Segment Start: EXERCISE INPUT

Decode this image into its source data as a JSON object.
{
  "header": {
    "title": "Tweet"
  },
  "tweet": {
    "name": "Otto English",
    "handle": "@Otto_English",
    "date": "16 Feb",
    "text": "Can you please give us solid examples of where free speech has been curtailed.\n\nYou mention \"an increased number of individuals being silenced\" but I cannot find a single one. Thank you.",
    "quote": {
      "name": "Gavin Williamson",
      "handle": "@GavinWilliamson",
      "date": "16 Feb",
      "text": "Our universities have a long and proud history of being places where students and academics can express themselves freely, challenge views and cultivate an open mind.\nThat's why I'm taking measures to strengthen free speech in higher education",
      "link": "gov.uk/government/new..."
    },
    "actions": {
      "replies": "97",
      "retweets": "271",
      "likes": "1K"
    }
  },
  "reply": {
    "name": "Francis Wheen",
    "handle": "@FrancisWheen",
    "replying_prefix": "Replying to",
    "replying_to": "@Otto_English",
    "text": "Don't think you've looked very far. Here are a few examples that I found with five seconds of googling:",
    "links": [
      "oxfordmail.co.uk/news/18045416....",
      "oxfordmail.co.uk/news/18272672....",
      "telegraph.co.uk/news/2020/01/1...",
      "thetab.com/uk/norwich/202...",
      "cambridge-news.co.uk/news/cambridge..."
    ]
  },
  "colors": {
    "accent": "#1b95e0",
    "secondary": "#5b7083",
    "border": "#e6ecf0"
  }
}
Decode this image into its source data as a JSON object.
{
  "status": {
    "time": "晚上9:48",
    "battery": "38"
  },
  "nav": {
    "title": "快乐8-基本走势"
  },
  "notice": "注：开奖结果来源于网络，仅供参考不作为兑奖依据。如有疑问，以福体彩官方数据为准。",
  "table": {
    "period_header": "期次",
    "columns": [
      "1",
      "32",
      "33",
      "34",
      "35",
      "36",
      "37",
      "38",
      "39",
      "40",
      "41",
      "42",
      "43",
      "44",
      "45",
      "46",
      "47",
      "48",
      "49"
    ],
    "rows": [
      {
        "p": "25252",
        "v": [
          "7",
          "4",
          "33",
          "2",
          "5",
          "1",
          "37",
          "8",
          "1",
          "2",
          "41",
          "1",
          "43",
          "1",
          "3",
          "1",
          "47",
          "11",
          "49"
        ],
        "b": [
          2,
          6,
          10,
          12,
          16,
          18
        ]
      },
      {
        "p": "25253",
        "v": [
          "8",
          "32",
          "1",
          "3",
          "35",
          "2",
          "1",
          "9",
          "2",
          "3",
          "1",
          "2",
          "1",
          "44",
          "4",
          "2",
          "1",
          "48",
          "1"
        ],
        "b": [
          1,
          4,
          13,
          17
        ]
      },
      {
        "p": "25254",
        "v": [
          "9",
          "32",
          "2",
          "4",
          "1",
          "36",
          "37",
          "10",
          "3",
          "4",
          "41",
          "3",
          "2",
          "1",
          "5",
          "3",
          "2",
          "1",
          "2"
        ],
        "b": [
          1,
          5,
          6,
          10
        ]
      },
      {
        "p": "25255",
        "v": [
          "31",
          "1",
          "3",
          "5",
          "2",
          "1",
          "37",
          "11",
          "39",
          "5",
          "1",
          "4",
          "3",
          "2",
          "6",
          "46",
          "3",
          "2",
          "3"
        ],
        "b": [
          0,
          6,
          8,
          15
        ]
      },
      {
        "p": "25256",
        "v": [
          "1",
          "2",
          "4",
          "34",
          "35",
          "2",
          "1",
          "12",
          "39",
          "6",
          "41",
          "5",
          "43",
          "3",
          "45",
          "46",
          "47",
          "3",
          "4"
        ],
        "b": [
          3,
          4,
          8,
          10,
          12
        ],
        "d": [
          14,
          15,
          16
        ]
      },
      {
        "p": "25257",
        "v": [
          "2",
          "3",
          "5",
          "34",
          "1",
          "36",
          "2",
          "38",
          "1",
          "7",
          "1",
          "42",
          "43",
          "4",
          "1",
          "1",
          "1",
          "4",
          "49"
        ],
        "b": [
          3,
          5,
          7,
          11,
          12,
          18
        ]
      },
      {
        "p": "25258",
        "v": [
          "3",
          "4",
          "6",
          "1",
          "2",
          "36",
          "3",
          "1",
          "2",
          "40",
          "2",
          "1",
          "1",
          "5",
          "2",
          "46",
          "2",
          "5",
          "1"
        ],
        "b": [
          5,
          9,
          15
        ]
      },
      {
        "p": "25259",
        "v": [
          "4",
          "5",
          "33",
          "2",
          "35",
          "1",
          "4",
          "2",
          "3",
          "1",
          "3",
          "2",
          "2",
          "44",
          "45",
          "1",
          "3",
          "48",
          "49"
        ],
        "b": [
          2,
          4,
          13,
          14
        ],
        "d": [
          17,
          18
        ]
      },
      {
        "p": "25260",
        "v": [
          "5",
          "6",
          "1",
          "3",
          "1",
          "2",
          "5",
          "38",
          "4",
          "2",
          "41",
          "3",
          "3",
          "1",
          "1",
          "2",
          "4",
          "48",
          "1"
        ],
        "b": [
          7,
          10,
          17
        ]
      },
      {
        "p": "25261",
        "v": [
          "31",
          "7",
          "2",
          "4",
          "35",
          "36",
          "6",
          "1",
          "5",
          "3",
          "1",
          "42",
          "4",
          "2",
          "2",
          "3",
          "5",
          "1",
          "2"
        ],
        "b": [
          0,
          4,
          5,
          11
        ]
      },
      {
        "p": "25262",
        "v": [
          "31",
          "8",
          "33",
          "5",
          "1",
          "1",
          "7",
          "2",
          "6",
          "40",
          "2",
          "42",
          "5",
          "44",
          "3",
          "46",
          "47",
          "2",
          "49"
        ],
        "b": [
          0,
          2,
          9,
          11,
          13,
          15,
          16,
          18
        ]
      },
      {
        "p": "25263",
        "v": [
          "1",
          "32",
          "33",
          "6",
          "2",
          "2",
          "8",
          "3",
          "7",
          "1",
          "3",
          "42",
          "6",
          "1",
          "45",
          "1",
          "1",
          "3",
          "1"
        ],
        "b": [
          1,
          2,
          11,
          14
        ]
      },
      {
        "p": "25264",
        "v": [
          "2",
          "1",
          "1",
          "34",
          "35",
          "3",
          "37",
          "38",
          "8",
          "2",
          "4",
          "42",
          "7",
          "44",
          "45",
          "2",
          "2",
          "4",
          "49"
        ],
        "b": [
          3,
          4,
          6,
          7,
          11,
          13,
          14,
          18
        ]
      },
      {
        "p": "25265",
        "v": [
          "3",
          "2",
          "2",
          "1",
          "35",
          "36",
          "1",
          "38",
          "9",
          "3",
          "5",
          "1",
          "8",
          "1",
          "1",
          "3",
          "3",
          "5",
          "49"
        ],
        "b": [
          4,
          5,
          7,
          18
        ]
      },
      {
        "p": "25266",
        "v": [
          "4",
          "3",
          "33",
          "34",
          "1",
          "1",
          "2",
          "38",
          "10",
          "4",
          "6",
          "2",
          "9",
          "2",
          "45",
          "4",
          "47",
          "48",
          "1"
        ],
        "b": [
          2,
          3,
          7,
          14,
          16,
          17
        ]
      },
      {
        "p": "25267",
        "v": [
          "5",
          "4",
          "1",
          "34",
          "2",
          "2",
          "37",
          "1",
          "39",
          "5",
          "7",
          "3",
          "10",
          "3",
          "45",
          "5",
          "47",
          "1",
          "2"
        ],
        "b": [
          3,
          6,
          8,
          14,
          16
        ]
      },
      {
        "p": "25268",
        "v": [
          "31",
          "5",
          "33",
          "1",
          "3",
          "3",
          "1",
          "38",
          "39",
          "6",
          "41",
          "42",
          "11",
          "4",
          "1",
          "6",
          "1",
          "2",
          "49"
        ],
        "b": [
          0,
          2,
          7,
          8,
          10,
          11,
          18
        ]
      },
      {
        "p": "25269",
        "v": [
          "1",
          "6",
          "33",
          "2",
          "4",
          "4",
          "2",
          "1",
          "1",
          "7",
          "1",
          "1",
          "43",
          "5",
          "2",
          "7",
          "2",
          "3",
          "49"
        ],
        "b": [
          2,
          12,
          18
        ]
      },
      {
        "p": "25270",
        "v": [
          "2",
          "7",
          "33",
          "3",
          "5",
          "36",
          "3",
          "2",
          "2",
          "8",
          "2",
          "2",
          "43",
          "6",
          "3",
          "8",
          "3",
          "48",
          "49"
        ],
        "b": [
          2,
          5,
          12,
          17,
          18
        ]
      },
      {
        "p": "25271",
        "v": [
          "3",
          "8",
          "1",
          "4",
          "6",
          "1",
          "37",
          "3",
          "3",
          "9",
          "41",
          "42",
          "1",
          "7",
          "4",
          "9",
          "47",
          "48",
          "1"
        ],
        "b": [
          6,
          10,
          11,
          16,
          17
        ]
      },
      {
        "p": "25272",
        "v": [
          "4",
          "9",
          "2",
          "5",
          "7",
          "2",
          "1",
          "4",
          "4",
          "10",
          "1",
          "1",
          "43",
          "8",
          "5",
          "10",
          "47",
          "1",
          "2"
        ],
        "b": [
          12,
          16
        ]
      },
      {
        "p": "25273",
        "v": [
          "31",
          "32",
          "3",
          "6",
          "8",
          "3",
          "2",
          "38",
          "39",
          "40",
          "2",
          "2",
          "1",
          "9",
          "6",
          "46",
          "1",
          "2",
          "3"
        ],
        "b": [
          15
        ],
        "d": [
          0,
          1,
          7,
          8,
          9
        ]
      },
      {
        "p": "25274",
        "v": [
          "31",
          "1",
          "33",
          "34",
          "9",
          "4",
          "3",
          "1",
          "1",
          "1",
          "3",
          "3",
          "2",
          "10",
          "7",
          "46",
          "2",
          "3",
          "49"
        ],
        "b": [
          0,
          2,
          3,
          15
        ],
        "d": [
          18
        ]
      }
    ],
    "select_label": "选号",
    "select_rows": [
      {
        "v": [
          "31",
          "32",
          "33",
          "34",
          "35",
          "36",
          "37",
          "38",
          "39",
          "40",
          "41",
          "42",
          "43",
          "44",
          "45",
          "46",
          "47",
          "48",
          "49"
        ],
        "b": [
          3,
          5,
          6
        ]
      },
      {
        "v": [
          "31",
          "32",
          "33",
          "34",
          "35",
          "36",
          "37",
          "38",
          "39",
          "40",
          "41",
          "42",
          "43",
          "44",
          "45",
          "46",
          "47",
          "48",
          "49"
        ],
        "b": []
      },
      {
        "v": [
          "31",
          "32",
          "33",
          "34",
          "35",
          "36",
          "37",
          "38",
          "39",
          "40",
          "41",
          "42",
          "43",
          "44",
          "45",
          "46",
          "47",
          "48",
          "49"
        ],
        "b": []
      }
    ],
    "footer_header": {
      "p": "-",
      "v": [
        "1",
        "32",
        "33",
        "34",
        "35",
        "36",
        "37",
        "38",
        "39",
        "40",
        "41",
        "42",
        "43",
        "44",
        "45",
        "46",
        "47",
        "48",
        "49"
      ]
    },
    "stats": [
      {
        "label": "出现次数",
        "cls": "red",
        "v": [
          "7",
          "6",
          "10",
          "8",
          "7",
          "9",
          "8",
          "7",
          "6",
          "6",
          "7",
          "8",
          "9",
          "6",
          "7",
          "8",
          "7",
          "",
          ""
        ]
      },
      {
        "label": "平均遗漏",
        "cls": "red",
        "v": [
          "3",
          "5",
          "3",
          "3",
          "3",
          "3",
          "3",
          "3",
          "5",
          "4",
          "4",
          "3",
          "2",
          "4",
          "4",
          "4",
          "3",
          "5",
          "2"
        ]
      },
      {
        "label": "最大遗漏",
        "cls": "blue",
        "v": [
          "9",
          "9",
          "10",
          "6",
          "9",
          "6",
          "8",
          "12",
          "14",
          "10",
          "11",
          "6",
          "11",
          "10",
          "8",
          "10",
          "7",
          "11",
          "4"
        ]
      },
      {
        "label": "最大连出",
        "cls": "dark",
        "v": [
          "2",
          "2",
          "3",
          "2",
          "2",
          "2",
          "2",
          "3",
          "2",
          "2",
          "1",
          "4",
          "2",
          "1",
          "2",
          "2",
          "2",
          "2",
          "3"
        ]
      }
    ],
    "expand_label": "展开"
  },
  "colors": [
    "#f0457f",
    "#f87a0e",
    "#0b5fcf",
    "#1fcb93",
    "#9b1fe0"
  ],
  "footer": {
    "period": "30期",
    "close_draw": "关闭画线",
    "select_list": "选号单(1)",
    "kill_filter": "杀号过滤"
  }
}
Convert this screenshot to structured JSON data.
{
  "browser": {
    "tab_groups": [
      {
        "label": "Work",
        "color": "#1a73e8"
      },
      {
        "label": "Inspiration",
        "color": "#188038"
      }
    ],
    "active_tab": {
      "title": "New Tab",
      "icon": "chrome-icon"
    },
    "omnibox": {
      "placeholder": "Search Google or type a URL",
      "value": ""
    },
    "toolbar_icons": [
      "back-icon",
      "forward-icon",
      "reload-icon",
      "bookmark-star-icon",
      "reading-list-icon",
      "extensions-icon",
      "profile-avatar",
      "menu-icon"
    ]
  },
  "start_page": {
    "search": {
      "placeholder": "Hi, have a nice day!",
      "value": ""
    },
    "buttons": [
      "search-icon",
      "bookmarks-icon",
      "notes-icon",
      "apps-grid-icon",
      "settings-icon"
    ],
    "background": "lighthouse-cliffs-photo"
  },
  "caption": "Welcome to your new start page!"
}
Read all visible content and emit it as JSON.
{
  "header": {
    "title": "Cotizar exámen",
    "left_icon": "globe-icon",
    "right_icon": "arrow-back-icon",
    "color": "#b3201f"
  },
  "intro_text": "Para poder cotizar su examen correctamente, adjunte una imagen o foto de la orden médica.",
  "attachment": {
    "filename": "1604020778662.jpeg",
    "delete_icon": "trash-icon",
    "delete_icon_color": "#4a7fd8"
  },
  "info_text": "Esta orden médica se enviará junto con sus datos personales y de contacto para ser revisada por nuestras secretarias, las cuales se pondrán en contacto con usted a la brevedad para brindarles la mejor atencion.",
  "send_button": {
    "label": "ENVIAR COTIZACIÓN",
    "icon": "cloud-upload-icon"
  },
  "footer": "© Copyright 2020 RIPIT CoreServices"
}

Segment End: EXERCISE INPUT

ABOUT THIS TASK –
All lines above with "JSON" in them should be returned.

WRITTEN ANSWER –
Decode this image into its source data as a JSON object.
Decode this image into its source data as a JSON object.
Convert this screenshot to structured JSON data.
Read all visible content and emit it as JSON.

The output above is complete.